#### Data for the task ####

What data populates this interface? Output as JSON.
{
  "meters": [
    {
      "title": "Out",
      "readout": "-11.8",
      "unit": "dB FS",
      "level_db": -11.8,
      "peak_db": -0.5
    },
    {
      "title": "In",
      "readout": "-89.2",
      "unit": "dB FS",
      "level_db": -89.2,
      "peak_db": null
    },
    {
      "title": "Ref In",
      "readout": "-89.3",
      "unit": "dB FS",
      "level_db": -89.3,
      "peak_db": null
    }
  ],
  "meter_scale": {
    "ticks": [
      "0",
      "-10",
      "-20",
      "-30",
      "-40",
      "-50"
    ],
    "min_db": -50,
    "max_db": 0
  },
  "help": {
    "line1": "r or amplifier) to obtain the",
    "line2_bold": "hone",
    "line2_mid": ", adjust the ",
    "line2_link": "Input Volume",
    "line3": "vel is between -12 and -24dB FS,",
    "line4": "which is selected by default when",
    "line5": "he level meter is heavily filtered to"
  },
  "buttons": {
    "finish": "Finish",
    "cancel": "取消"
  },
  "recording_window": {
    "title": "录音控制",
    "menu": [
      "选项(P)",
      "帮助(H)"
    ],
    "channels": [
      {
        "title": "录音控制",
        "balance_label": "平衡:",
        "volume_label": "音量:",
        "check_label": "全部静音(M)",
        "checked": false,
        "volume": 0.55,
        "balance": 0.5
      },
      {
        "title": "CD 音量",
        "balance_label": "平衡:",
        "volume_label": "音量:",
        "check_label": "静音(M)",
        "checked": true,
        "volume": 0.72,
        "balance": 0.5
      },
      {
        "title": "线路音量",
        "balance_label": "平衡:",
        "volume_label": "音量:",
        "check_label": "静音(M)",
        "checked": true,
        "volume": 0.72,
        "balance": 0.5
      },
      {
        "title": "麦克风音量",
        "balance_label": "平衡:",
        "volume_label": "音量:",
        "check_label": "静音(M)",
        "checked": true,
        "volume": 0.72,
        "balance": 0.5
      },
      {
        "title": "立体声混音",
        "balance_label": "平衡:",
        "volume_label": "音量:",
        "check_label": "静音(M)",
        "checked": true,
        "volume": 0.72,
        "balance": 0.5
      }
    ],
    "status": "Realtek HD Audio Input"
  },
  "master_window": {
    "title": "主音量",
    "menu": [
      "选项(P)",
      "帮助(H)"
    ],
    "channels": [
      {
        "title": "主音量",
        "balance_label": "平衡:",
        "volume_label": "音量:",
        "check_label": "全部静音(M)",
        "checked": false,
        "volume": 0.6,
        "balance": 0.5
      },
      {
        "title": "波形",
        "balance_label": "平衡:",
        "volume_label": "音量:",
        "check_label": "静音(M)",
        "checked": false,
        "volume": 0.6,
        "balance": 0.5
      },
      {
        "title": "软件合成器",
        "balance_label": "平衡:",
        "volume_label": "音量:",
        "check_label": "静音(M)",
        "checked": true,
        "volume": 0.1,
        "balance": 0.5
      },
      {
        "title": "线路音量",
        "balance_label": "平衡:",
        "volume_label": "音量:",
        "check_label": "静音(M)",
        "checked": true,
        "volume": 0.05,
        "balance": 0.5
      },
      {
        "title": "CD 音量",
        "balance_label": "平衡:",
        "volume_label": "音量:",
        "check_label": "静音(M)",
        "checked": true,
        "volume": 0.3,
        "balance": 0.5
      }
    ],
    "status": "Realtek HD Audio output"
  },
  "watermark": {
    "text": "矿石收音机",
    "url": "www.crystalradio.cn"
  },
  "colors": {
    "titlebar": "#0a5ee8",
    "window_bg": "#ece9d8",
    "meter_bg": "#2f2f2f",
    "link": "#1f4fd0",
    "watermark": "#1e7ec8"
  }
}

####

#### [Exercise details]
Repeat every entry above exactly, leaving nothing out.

#### [Output for this exercise]
What data populates this interface? Output as JSON.
{
  "meters": [
    {
      "title": "Out",
      "readout": "-11.8",
      "unit": "dB FS",
      "level_db": -11.8,
      "peak_db": -0.5
    },
    {
      "title": "In",
      "readout": "-89.2",
      "unit": "dB FS",
      "level_db": -89.2,
      "peak_db": null
    },
    {
      "title": "Ref In",
      "readout": "-89.3",
      "unit": "dB FS",
      "level_db": -89.3,
      "peak_db": null
    }
  ],
  "meter_scale": {
    "ticks": [
      "0",
      "-10",
      "-20",
      "-30",
      "-40",
      "-50"
    ],
    "min_db": -50,
    "max_db": 0
  },
  "help": {
    "line1": "r or amplifier) to obtain the",
    "line2_bold": "hone",
    "line2_mid": ", adjust the ",
    "line2_link": "Input Volume",
    "line3": "vel is between -12 and -24dB FS,",
    "line4": "which is selected by default when",
    "line5": "he level meter is heavily filtered to"
  },
  "buttons": {
    "finish": "Finish",
    "cancel": "取消"
  },
  "recording_window": {
    "title": "录音控制",
    "menu": [
      "选项(P)",
      "帮助(H)"
    ],
    "channels": [
      {
        "title": "录音控制",
        "balance_label": "平衡:",
        "volume_label": "音量:",
        "check_label": "全部静音(M)",
        "checked": false,
        "volume": 0.55,
        "balance": 0.5
      },
      {
        "title": "CD 音量",
        "balance_label": "平衡:",
        "volume_label": "音量:",
        "check_label": "静音(M)",
        "checked": true,
        "volume": 0.72,
        "balance": 0.5
      },
      {
        "title": "线路音量",
        "balance_label": "平衡:",
        "volume_label": "音量:",
        "check_label": "静音(M)",
        "checked": true,
        "volume": 0.72,
        "balance": 0.5
      },
      {
        "title": "麦克风音量",
        "balance_label": "平衡:",
        "volume_label": "音量:",
        "check_label": "静音(M)",
        "checked": true,
        "volume": 0.72,
        "balance": 0.5
      },
      {
        "title": "立体声混音",
        "balance_label": "平衡:",
        "volume_label": "音量:",
        "check_label": "静音(M)",
        "checked": true,
        "volume": 0.72,
        "balance": 0.5
      }
    ],
    "status": "Realtek HD Audio Input"
  },
  "master_window": {
    "title": "主音量",
    "menu": [
      "选项(P)",
      "帮助(H)"
    ],
    "channels": [
      {
        "title": "主音量",
        "balance_label": "平衡:",
        "volume_label": "音量:",
        "check_label": "全部静音(M)",
        "checked": false,
        "volume": 0.6,
        "balance": 0.5
      },
      {
        "title": "波形",
        "balance_label": "平衡:",
        "volume_label": "音量:",
        "check_label": "静音(M)",
        "checked": false,
        "volume": 0.6,
        "balance": 0.5
      },
      {
        "title": "软件合成器",
        "balance_label": "平衡:",
        "volume_label": "音量:",
        "check_label": "静音(M)",
        "checked": true,
        "volume": 0.1,
        "balance": 0.5
      },
      {
        "title": "线路音量",
        "balance_label": "平衡:",
        "volume_label": "音量:",
        "check_label": "静音(M)",
        "checked": true,
        "volume": 0.05,
        "balance": 0.5
      },
      {
        "title": "CD 音量",
        "balance_label": "平衡:",
        "volume_label": "音量:",
        "check_label": "静音(M)",
        "checked": true,
        "volume": 0.3,
        "balance": 0.5
      }
    ],
    "status": "Realtek HD Audio output"
  },
  "watermark": {
    "text": "矿石收音机",
    "url": "www.crystalradio.cn"
  },
  "colors": {
    "titlebar": "#0a5ee8",
    "window_bg": "#ece9d8",
    "meter_bg": "#2f2f2f",
    "link": "#1f4fd0",
    "watermark": "#1e7ec8"
  }
}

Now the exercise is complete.